3. The rubbish
Rubbish collection in a seaside town with lots of holiday makers over the summer is a complex affair. Most municipalities in Belgium operate a ‘polluter pays’ principle: inhabitants buy rolls of refuse bags which carry a rubbish levy, and only those bags will be taken by the collectors. The more rubbish you produce, the more therefore you pay. Fair enough, and environmentally sensible.
But each town runs its own scheme, so as a tourist renting a place for maybe a week or two, you’re unlikely to want to buy a whole roll. And even if you did, you’d still have to find a way of disposing of the waste at the end of your holiday, as the next collection may not be for several days.
So, many tourists started resorting to surreptitiously sneaking out after dark, and dumping their rubbish in the public bins. The municipalities retaliated by placing bins with small holes, to prevent entire rubbish bags being inserted. Undeterred, the tourists then began to transport their rubbish to the ubiquitous bins in small enough quantities to fit the holes – several times per day.
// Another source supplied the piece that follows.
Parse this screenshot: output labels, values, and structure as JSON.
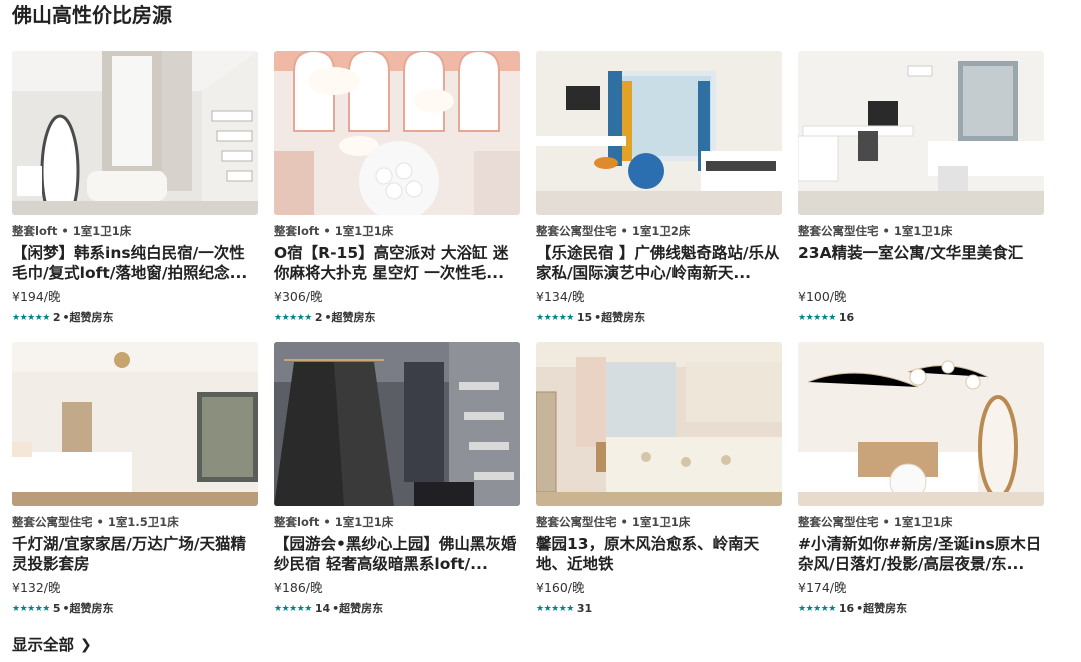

The next move from the town was radical: remove the public bins altogether. With no bins next to the benches and along the streets, people with small bits of waste – an empty bottle of cold water from the grocer’s, say, or the paper bag in which they brought fruit or wonderful Belgian pastries – have two choices: take it home, or just drop it. It doesn’t take many people to follow the latter course to create a real problem. And so every morning, a large team of street cleaners must turn out in force, embarking on the Sisyphean task of sweeping up the litter left lying around in the previous 24 hours. (The story now begins to resemble the old song, There’s a hole in my bucket.)
This provides us with a minor economics treasure trove, illustrating several concepts. The tragedy of the commons is the phenomenon where people acting selfishly (not bothering to take their litter home and simply leaving it behind) spoil the collective welfare (leading to a dirty environment for everyone). Rubbish collection could be treated as a public good. Funded out of the public purse (perhaps by a tourist tax), it could be unconditionally accessible to everyone (it’s non-excludable), and use by one person does not reduce the availability to another one (it’s non-rivalrous). But this raises the possibility of free-riders: people who either benefit without contributing to the cost, or who overuse the resource (and thus add to the overall cost). It is this free-rider problem that the municipalities want to eliminate. But in doing so they’ve created the need for more of another public good: street cleaning. Time will tell whether this system is optimum.
We also see how the conscious choices behind out behaviour are often a precarious balance. On the one hand we have the extrinsic motivations of our neoclassical economics pursuit of self-interest. All else being equal, we seek to follow the path of the least effort, of the lowest cost, and of maximum benefit. On the other hand, we experience the intrinsic motivation of our personal ethics and morality, urging us to do what is right. Going by the amount of litter on the pavement every morning it would seem not everyone strikes this balance in the same way.
As in earlier years, I return from holiday with a reinforced sense of the profound economic nature of how we choose and how we act. Human behaviour is extremely complex and varied, but (behavioural) economics offers insights that can enhance our understanding. And that understanding can only be helpful if we want to make our lives, and the world a little better.